If everyone’s heart for joining “exchange gifts” is for having the chance to GIVE somebody an awesome gift, then it shall be a very special activity.  There will be good cheer all around.  Bonds and goodwill between participants are strengthened.  Christmas love shall abound.    

If we receive an awesome gift, then good!  But even if we only receive a picture frame or a gift valued lower than the agreed price standard, our cheer should remain intact since our main purpose and joy was preparing a great gift that would put the recipient in high spirits.  Receiving an awesome gift in return is just a bonus.  

I feel terrible whenever this happens:
Someone poor or currently struggling financially, for the sake of Christmas good cheer, decides to join the “exchange gift”.  He or she prepares something less than or just exactly the set gift value.  This could even be one of the frowned-upon gifts of picture frames and mugs – because they’re the only things he or she can afford.  After the gifts are exchanged, the recipient of this poor participant’s gift opens it, and then after seeing the contents, he or she openly – consciously or not – shows his or her displeasure through words or facial expression.  The poor participant, witnessing this, gets humiliated and heartbroken. 

And my heart breaks with them. 

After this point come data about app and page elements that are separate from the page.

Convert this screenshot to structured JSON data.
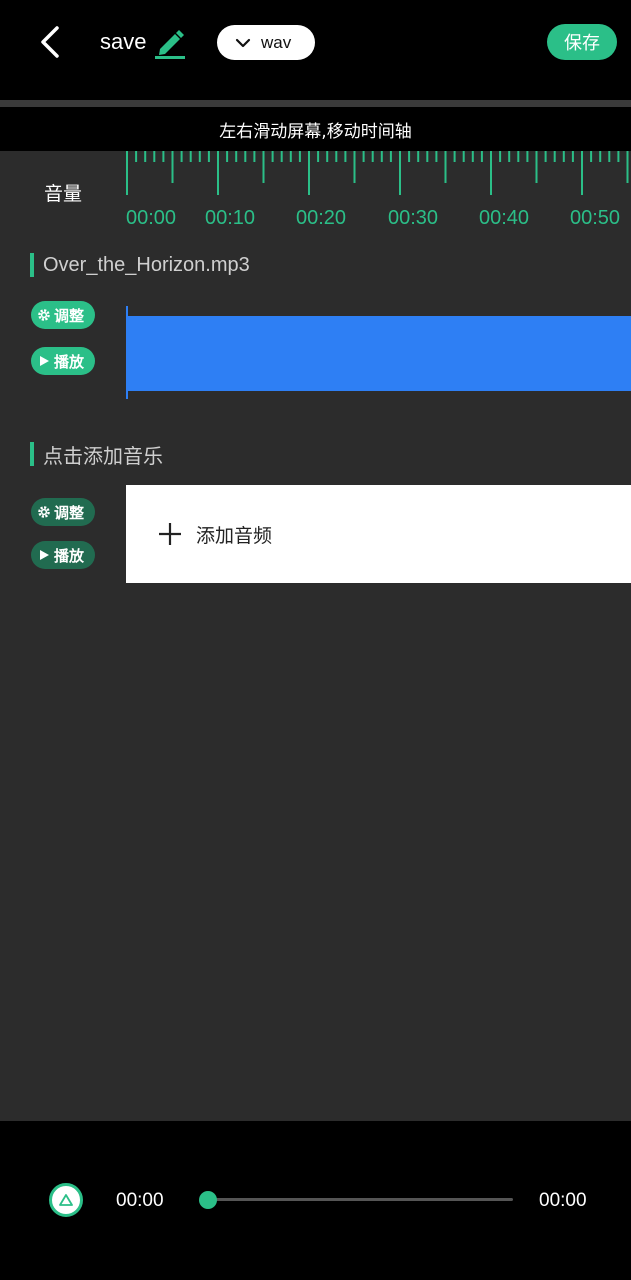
{
  "header": {
    "back_icon": "chevron-left-icon",
    "title": "save",
    "edit_icon": "pencil-icon",
    "format": "wav",
    "format_icon": "chevron-down-icon",
    "save_label": "保存"
  },
  "hint": "左右滑动屏幕,移动时间轴",
  "timeline": {
    "volume_label": "音量",
    "labels": [
      "00:00",
      "00:10",
      "00:20",
      "00:30",
      "00:40",
      "00:50"
    ]
  },
  "tracks": [
    {
      "title": "Over_the_Horizon.mp3",
      "adjust_label": "调整",
      "play_label": "播放"
    },
    {
      "title": "点击添加音乐",
      "adjust_label": "调整",
      "play_label": "播放",
      "add_label": "添加音频"
    }
  ],
  "player": {
    "current_time": "00:00",
    "total_time": "00:00",
    "progress": 0
  },
  "colors": {
    "accent": "#2bbf88",
    "accent_dim": "#216b50",
    "waveform": "#2e7ff4",
    "panel": "#2c2c2c"
  }
}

Of course, I would prefer to receive a great gift on “exchange gifts”.  I even loudly state oftentimes – jokingly, of course – that I don’t want to receive a picture frame.  But if the fun and goodwill of it will be ruined because of participants who care more of what they get, I would choose to be the one who receive those inexpensive but sincere gifts from the poor, struggling participants.  I really don’t mind at all what I would get in return – if any at all.  You see, I could be selfish the rest of the year, but when it comes to Christmas – my favorite time of the year – I know how to celebrate it and have the heart for it.     

No comments: